    Kirby recently helped a community find a reserve study firm after it had gone a few years without having a study done. “You need to start with 3 or 4 firms that seem like they’ll fit your needs. If an engineering firm has done any kind of work on your property before, start there,” he recommends.
    Ask your property management team for recommendations. A quality company will have both the contacts you need and the buying power to help your board get the best value for your money. A large management company will also be able to tap into its network and get opinions from other boards about their experiences before you ever talk to a single reserve study firm.
  3. Know what questions to ask.

    Be prepared to interview the reserve study firm representatives by having a list of questions ready to go. Standard information you’ll get from the firms may answer a lot of these questions. Once you know what you want to ask, set up your interview. Of course, you know to get the basics you’d ask of any vendor. Beyond that, there are a few special questions you’ll want answered.
    • What time commitment does the firm expect from your board? “You have to put in the time to walk through the community with the reserve study firm. If a firm rejects that collaboration when you ask how much time they want from you and says they’ll do it alone, it’s not the right firm,” Kirby says.
    • How much time will the firm spend on the site inspection? You need to know how long you can expect the reserve specialist to be onsite and how many times they will come back to check information.
    • What’s included in the reserve study price? It’s important to find out how many revisions the firm will make to the study before adding fees. “Make sure that you are crystal clear on price and what actions will incur extra costs,” Kirby cautions.
    • What will the study look like? Get sample copies of the firm’s reports. Kirby points out that “different communities prefer different formats, and you need to be comfortable with theirs.” According to Clemson-Petrik, “A lot of firms don’t include a second meeting to review the reserve study with the board in their pricing structure. Make sure you include that so you have the opportunity to sit down with the reserve specialist to ask questions about the final report.” In addition, some states have laws requiring reserve studies; check with your association attorney and accountant to make sure that the firm's sample reports meet state criteria.

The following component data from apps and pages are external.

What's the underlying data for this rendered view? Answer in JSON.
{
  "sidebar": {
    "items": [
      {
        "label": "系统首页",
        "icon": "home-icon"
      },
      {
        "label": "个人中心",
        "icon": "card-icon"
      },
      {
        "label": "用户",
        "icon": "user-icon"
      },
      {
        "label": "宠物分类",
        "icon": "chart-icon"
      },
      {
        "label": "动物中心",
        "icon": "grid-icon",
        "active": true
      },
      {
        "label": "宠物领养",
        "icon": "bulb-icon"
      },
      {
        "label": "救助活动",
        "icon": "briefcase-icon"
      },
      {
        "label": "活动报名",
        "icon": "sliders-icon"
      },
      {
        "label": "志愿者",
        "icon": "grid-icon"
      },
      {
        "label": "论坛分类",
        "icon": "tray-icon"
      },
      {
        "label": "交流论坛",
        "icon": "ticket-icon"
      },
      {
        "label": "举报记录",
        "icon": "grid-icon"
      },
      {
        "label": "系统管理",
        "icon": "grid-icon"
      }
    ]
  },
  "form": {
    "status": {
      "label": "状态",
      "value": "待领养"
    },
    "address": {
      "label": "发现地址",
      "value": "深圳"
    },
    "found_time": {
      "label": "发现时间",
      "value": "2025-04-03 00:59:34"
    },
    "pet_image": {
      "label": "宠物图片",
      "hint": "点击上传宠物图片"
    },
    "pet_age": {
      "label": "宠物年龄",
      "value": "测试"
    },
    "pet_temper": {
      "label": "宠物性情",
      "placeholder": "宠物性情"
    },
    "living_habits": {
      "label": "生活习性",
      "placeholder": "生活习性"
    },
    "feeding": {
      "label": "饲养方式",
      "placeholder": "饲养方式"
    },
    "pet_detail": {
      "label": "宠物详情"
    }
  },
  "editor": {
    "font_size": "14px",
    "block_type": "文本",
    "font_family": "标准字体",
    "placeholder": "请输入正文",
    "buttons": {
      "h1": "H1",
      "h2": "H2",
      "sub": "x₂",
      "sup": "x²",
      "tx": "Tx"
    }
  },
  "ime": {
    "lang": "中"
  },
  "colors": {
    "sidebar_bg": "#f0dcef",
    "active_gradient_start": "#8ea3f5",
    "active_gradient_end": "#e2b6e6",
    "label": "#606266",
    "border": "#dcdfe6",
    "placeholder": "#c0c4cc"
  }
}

  4. Check their references.

    Once you’ve met the firm and feel like they might be right for your community, the next step is to check their references. Talk to at least 3 other communities for each firm you’re considering. Don’t be shy about getting in touch with other properties they’ve worked with to get their opinions about the quality, price and speed of the work. How many other firms did the board consider? Why did they make this final choice? Did they wish the firm had done something differently? What did the firm excel at?  
    Kirby recommends that boards ask what the challenges were with the firm, both on the building or property inspection side and the financial side. Did they stick to their price or add on a lot of unexpected fees? How did the firm handle issues when they arose? “The problem isn’t the problem,” he says. “Their response is the problem.
  5. Compare and contrast.

    Spreadsheet lovers will take this one on happily. Create a matrix with everything you want on the columns and what the firms offer on the rows. Who comes in at or under your budget? Who will get the job done on your timeline (or sooner)? Which firm expects the same amount of board and management involvement that you want to provide? Once you have your matrix completed, it becomes a simple chart of pros and cons. Any firm that doesn’t meet your criteria gets dropped and the others are contenders. You have all the tools to make the call on which firm is the best for your community.
After your reserve study is finished, you should feel confident about financial planning for your community. A thorough study will help you set up your maintenance plan, save for repairs and replacements when needed and help keep your Texas community or condominium building financially healthy for years to come.
Wednesday May 29, 2019